Institute of Laryngology
& RNID Libraries
Royal National Throat Nose and Ear [RNTNE] Hospital
is home to two of UCL Library Services smallest, but
most specialised Libraries: the Institute of Laryngology
and Otology [ILO] Library, and the Royal National Institute
for Deaf People [RNID] Library.
ILO is one of the premier global research and training
centres in Ear Nose and Throat (ENT) medicine, with
chairs in Otorhinolaryngology, Audiology, Auditory Biophysics,
Auditory Cell Biology, and Rhinology. The creation of
an £11m UCL Auditory Hearing Research Centre is due
to start shortly.
ILO Library, founded with the Postgraduate Institute
of Laryngology and Otology in 1946, specialises in material

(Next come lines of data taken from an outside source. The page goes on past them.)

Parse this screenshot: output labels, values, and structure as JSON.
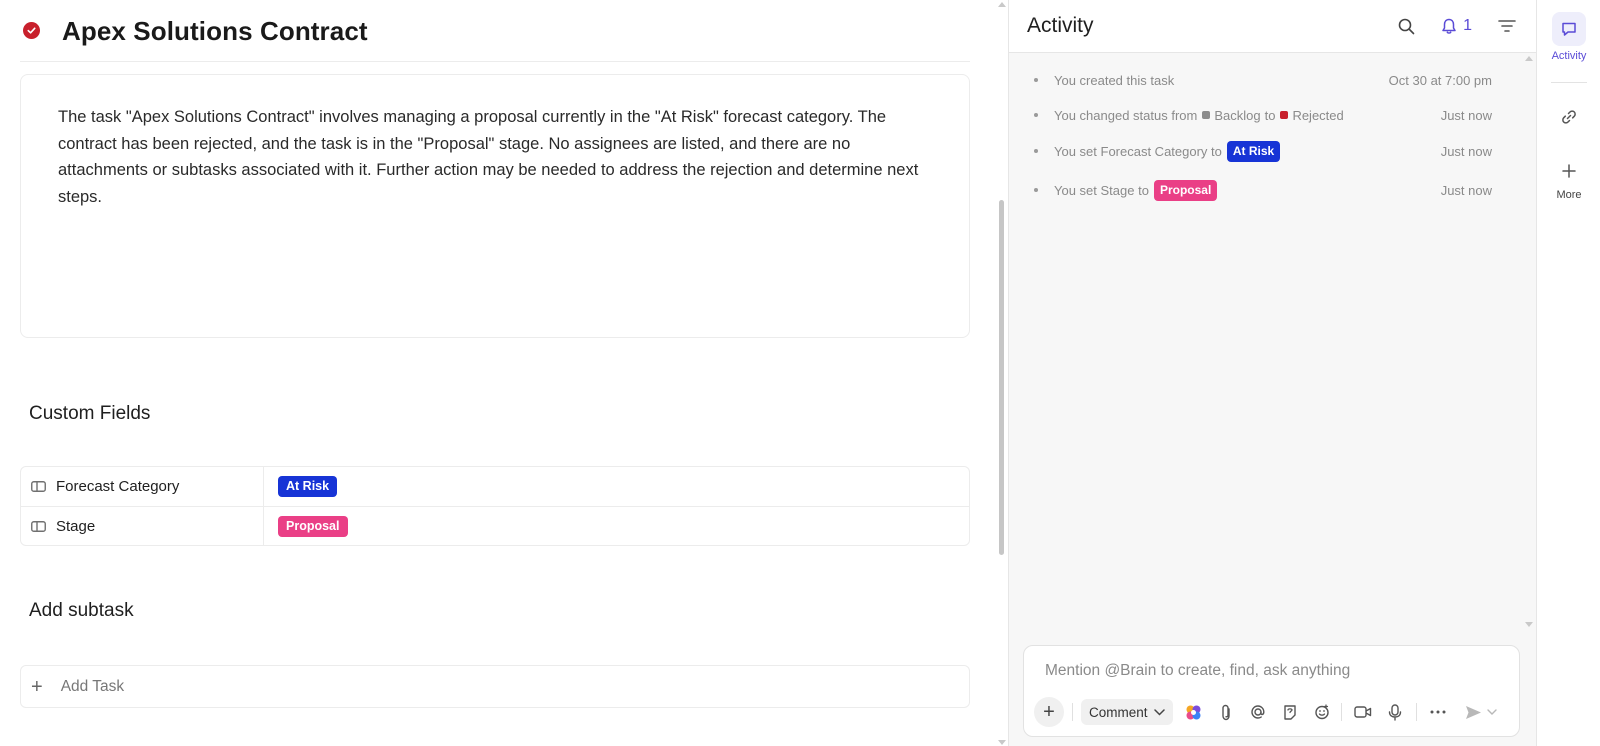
{
  "task": {
    "title": "Apex Solutions Contract",
    "status_icon": "check-circle-icon",
    "status_color": "#c8202c",
    "description": "The task \"Apex Solutions Contract\" involves managing a proposal currently in the \"At Risk\" forecast category. The contract has been rejected, and the task is in the \"Proposal\" stage. No assignees are listed, and there are no attachments or subtasks associated with it. Further action may be needed to address the rejection and determine next steps."
  },
  "custom_fields": {
    "section_title": "Custom Fields",
    "rows": [
      {
        "label": "Forecast Category",
        "value": "At Risk",
        "color": "#1734d6"
      },
      {
        "label": "Stage",
        "value": "Proposal",
        "color": "#ea3f86"
      }
    ]
  },
  "subtasks": {
    "section_title": "Add subtask",
    "add_label": "Add Task"
  },
  "activity": {
    "title": "Activity",
    "notification_count": "1",
    "items": [
      {
        "text": "You created this task",
        "time": "Oct 30 at 7:00 pm"
      },
      {
        "prefix": "You changed status from",
        "from": "Backlog",
        "from_color": "#8c8c8c",
        "to_word": "to",
        "to": "Rejected",
        "to_color": "#c8202c",
        "time": "Just now"
      },
      {
        "prefix": "You set Forecast Category to",
        "badge": "At Risk",
        "badge_color": "#1734d6",
        "time": "Just now"
      },
      {
        "prefix": "You set Stage to",
        "badge": "Proposal",
        "badge_color": "#ea3f86",
        "time": "Just now"
      }
    ]
  },
  "composer": {
    "placeholder": "Mention @Brain to create, find, ask anything",
    "mode_label": "Comment"
  },
  "rail": {
    "activity_label": "Activity",
    "more_label": "More"
  },
  "colors": {
    "accent": "#5a4bd6",
    "brain": "#7b4ddb"
  }
}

on ENT medicine. It houses 3,000 books, and 2,500 bound
journals, forming one of the largest specialist collections
of material on ENT medicine in the world. The Library
also has a growing collection of multimedia resources.
The Library is regularly used as a resource in those
fields by clinicians and other medical libraries from
around the country.
ILO Library was completely refurbished by the Institute
in 1999 [see Library News, No.1], resulting in major improvements
to facilities available.
ILO Library is staffed by the Librarian Alex Stagg with
a rota of Library Assistants from UCL Library Services
in Gower Street.
Help in the RNID Library.
Bottom: Reading in the ILO Library
RNID Library, created with the RNID in 1911, was founded to
support the research interests of the RNID. It has an extensive
collection of materials covering all aspects of hearing, speech
and language, and particularly deafness.
by the Librarian Mary Plackett, and her assistant Sally
England, the RNID Library is unique amongst UCL Library
Services in being open to the public for reference and enquiry,
and specialises in providing advice for anyone interested
in research into the issues surrounding deafness in society.
RNID Library is regularly used by students in deaf studies
from around the country, while its collection of historical
material has earned it a reputation as one of the archives
of the English deaf community, making it a vitally important
Stagg and Mary